** Data for the task follows **
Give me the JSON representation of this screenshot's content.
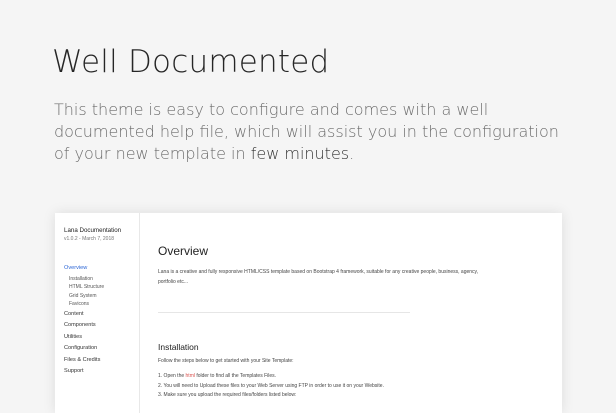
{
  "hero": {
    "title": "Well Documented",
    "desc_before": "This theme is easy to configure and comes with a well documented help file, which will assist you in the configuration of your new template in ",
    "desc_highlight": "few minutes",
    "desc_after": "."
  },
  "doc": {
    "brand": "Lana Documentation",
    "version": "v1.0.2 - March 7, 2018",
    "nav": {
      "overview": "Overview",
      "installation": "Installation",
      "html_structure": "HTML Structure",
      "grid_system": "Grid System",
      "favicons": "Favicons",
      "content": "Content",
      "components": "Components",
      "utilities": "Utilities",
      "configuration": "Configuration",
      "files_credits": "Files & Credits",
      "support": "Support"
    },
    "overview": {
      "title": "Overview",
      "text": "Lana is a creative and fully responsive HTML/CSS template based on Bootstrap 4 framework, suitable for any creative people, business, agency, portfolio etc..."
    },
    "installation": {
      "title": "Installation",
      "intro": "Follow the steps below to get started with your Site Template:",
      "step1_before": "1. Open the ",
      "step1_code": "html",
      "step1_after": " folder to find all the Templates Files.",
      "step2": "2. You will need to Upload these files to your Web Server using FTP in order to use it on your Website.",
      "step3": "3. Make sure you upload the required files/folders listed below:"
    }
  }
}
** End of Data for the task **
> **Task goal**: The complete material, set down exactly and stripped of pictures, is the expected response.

> **Written solution**:
Give me the JSON representation of this screenshot's content.
{
  "hero": {
    "title": "Well Documented",
    "desc_before": "This theme is easy to configure and comes with a well documented help file, which will assist you in the configuration of your new template in ",
    "desc_highlight": "few minutes",
    "desc_after": "."
  },
  "doc": {
    "brand": "Lana Documentation",
    "version": "v1.0.2 - March 7, 2018",
    "nav": {
      "overview": "Overview",
      "installation": "Installation",
      "html_structure": "HTML Structure",
      "grid_system": "Grid System",
      "favicons": "Favicons",
      "content": "Content",
      "components": "Components",
      "utilities": "Utilities",
      "configuration": "Configuration",
      "files_credits": "Files & Credits",
      "support": "Support"
    },
    "overview": {
      "title": "Overview",
      "text": "Lana is a creative and fully responsive HTML/CSS template based on Bootstrap 4 framework, suitable for any creative people, business, agency, portfolio etc..."
    },
    "installation": {
      "title": "Installation",
      "intro": "Follow the steps below to get started with your Site Template:",
      "step1_before": "1. Open the ",
      "step1_code": "html",
      "step1_after": " folder to find all the Templates Files.",
      "step2": "2. You will need to Upload these files to your Web Server using FTP in order to use it on your Website.",
      "step3": "3. Make sure you upload the required files/folders listed below:"
    }
  }
}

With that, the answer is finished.